It was such an exploration that led to The Roles of Discretionary Income in Charitable Giving, a paper we invite you to study and encourage you to critique.

The paper carries the message that while there’s a new way to target donors with greater accuracy and efficiency we need to invest more money and energy in getting the data and information required. For the most part current practices fall woefully short.

Climate Change

Farmers and ranchers in California are experiencing the worst drought of their lifetimes. For the near term, they’re hunkering down, selling off cattle or letting fields go dormant and hoping the federal government provides some serious relief. Some — or perhaps many — hearing talk of the impact of global warming and knowing statistics are building a stronger foundation under that theory, are thinking about a future away from the ranch or the farm.

Farmers and ranchers have significantly greater stakes in their professions and therefore significantly greater commitment to hanging on and figuring out what to do. But while ranchers and farmers are increasingly tempted to get off their ranges and (literally) out of their fields, the ever expanding nonprofit sector has emboldened fundraisers to stay in the field, just keep moving.

Unbeknownst it seems to most in the nonprofit sector there’s been a situation unfolding for about twenty-five years that now shows change to be more on the order of global warming than regional drought. The declining financial capacity of the middle class means the decline of the most generous of donors and the need to shift fundraising business models as radically as in the 70s and early 80s they were shifted into models that capitalized on the emergence of unprecedented middle class financial capacity.

Here’s a look at contributions as percentages of household adjusted gross income in three ranges.

Table for blog 53 march 1 2014

It’s the lowest of theses ranges where we find the median household income of donors, where what we can consider middle income donors account for approximately 30% of household and 27% of income. The two ranges above account for approximately 20% of households and 51% of income.

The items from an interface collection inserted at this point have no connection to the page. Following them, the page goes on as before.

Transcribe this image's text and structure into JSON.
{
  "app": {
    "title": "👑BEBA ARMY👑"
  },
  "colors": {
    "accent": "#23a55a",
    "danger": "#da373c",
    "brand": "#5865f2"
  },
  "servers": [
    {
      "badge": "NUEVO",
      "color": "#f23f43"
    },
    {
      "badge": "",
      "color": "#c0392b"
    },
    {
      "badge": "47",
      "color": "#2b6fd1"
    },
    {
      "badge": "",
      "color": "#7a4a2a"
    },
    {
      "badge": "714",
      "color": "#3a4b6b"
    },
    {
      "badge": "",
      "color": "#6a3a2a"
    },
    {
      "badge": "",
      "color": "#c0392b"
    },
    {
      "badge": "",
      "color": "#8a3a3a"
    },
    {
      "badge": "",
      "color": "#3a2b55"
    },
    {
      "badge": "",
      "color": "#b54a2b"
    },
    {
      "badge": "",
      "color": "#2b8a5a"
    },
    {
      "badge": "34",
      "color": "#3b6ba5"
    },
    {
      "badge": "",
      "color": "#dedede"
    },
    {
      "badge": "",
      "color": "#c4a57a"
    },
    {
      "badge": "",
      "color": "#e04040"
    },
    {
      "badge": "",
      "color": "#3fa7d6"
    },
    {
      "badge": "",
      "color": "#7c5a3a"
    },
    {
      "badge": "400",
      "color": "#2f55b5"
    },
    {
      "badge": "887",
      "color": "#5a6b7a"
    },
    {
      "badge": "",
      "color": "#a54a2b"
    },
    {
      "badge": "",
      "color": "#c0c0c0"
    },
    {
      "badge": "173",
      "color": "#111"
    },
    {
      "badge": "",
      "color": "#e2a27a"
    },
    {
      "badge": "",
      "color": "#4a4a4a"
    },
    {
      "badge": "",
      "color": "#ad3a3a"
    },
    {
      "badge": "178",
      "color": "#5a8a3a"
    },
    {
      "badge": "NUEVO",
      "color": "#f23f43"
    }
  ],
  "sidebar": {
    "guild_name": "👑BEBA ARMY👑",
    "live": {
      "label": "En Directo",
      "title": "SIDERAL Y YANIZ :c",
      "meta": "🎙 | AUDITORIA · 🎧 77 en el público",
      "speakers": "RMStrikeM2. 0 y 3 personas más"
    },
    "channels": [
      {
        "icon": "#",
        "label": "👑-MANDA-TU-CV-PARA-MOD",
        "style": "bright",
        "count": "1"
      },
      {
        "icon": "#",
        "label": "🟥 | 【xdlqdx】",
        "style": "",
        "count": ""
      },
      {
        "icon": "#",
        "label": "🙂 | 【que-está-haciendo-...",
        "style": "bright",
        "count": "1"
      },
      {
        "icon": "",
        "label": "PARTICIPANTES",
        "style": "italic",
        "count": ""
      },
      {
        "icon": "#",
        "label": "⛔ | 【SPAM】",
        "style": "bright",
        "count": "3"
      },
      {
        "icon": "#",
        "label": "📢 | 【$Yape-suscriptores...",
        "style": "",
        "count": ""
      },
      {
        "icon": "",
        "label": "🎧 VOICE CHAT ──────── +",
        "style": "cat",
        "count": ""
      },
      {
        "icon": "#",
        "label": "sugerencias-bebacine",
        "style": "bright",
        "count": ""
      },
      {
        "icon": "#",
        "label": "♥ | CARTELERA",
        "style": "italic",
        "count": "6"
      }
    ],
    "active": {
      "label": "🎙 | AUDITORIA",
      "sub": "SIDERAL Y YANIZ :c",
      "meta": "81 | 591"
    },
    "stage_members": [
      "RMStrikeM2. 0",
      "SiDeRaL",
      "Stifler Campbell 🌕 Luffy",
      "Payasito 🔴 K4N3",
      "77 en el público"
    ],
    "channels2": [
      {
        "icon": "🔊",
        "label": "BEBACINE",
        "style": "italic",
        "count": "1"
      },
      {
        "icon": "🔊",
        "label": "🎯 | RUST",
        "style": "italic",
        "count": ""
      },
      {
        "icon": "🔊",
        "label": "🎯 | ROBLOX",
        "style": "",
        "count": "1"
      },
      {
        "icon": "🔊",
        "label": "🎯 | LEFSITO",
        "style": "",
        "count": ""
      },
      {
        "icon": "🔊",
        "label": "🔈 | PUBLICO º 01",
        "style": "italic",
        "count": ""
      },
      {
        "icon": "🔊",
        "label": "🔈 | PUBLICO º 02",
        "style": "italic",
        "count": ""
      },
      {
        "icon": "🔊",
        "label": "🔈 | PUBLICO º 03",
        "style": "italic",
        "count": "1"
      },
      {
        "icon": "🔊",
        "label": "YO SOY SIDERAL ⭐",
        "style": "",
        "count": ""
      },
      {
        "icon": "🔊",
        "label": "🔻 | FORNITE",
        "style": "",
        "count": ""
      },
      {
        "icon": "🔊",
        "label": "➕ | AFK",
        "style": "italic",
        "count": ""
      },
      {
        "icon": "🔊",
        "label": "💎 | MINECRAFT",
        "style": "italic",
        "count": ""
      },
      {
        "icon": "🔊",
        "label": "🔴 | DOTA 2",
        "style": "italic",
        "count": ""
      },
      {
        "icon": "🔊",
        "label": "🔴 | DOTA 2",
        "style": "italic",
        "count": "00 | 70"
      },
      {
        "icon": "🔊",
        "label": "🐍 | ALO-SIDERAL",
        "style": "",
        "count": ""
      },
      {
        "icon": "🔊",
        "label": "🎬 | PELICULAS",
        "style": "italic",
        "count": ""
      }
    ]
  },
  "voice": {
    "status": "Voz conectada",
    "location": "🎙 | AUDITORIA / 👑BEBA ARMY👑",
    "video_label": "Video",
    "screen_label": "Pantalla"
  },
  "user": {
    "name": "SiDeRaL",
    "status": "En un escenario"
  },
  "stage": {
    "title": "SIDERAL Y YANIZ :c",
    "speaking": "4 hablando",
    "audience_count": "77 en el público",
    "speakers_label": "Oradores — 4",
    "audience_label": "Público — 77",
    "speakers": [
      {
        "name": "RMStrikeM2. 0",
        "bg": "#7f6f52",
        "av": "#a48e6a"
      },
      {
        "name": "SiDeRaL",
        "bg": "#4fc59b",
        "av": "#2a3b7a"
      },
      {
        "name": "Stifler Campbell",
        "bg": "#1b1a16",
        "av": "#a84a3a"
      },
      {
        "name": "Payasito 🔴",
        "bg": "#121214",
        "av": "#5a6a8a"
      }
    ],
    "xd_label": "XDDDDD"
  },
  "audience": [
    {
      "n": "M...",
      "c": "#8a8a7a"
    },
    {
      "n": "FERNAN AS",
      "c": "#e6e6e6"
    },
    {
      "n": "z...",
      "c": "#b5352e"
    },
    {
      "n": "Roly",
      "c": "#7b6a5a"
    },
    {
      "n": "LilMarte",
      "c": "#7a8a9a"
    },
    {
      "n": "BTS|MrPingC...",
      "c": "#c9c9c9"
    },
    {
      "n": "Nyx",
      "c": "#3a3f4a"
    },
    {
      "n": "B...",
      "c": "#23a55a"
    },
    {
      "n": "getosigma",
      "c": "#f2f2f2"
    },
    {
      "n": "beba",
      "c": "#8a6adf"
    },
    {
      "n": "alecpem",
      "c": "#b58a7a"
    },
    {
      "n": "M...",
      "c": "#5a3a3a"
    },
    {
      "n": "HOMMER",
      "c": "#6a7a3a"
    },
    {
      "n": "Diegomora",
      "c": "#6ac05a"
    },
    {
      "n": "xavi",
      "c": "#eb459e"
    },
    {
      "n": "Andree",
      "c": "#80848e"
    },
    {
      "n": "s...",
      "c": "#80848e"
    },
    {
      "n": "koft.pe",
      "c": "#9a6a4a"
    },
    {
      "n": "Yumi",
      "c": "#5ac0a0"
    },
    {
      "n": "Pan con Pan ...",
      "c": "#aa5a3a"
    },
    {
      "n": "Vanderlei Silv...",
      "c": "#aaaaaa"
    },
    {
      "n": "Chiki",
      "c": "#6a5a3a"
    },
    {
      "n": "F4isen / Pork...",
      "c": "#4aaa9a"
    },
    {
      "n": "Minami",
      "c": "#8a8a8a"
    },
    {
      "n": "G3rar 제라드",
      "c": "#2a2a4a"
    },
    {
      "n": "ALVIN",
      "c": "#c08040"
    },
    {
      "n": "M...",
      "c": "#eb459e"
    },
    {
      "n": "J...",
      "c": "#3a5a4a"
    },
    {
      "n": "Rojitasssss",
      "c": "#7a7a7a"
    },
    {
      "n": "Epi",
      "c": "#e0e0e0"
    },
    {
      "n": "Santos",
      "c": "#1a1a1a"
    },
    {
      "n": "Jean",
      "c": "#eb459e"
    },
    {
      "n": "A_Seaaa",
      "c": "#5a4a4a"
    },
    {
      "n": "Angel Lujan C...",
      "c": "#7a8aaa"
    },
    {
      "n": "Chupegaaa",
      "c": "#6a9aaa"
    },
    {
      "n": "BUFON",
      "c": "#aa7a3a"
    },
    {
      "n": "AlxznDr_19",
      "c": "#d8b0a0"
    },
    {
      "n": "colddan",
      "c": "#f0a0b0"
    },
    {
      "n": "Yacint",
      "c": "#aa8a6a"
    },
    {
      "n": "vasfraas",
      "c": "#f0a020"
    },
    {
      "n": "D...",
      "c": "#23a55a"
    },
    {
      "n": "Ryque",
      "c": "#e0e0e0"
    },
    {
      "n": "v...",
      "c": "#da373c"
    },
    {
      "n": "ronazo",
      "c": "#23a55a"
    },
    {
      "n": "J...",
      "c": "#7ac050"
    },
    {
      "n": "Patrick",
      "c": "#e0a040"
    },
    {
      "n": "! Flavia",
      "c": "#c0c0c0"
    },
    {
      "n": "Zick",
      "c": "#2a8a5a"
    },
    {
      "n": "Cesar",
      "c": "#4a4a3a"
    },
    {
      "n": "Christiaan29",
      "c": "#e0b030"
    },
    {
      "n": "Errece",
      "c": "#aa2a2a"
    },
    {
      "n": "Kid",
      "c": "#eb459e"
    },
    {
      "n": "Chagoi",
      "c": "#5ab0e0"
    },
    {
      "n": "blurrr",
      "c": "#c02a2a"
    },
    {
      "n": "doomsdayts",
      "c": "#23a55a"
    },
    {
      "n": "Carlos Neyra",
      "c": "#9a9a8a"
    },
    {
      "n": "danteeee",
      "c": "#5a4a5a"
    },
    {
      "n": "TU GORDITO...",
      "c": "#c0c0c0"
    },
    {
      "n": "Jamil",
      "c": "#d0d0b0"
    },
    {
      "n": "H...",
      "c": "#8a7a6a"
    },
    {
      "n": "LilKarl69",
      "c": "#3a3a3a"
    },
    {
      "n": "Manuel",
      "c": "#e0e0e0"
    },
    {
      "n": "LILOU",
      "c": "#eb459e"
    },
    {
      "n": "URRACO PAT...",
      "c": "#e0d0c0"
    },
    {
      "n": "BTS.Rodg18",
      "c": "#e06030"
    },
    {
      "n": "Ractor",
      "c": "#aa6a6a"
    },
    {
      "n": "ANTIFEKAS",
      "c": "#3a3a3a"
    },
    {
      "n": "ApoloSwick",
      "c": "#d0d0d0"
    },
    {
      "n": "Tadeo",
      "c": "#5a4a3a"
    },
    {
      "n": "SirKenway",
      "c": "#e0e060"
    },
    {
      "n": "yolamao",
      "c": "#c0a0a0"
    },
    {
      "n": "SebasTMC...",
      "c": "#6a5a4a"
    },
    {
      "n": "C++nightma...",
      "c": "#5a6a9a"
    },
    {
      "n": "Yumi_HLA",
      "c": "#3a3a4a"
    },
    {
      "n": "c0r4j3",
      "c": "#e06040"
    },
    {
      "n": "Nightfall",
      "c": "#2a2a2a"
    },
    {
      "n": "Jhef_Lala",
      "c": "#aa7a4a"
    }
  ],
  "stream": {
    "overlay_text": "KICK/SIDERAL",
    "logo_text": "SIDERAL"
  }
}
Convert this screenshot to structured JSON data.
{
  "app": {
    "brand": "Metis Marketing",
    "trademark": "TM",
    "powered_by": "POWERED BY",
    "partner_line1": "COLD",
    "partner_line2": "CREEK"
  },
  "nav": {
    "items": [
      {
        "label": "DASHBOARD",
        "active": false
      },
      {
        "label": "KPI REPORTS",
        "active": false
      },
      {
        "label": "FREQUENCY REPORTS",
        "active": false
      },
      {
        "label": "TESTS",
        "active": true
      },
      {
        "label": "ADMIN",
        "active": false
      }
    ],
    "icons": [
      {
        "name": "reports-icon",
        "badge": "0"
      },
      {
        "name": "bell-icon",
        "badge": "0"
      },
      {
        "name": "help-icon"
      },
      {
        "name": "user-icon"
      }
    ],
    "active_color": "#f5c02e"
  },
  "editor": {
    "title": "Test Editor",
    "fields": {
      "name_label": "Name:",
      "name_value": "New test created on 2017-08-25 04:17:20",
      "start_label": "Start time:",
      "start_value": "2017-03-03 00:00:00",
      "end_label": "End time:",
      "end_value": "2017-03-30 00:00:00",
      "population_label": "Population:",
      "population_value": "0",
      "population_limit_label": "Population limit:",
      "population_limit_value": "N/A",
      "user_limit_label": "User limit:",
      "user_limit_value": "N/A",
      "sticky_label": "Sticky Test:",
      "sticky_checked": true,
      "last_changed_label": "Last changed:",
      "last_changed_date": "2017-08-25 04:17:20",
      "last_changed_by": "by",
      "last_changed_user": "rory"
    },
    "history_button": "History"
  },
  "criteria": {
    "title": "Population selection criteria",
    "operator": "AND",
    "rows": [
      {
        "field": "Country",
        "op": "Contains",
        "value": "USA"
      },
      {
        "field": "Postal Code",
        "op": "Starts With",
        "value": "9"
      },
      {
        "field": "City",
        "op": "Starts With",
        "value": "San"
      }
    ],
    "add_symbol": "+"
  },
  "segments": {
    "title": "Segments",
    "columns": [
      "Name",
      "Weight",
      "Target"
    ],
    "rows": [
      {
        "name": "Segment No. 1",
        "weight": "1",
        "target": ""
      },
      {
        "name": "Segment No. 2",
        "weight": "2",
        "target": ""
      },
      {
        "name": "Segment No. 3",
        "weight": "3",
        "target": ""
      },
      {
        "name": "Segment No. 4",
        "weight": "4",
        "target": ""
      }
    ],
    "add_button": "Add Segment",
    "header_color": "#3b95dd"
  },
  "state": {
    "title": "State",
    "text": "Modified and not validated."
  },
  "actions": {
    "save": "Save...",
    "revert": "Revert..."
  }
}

The problem is that the financial capacity of that $50,000 to $99,999 population has been shrinking for  a long time. While certainly exacerbated by the Great Recession, the trends have been longstanding. In a column last week, with only incidental reference to the nonprofit sector, David Brooks characterized the situation as capitalism facing “its greatest moral crisis since the Great Depression,” noting, “…the share of the economic pie for the middle 60% of earners¹ nationally has fallen from 53% to 45% since 1970.”

Meanwhile, also last week, came news that with its sale to Facebook, WhatsApp will share among its 55 employees a windfall that will amount to an average per employee of $345 million. I mention this not only to underscore the contrasts between current harvests in the Great Imperial Valley and Silicon Valley but to foreshadow further examination the nature of fundraising business model change whose mandate appears immediate and demanding.


¹ By which I take him to mean households with adjusted gross incomes between $25,000 and $149,999.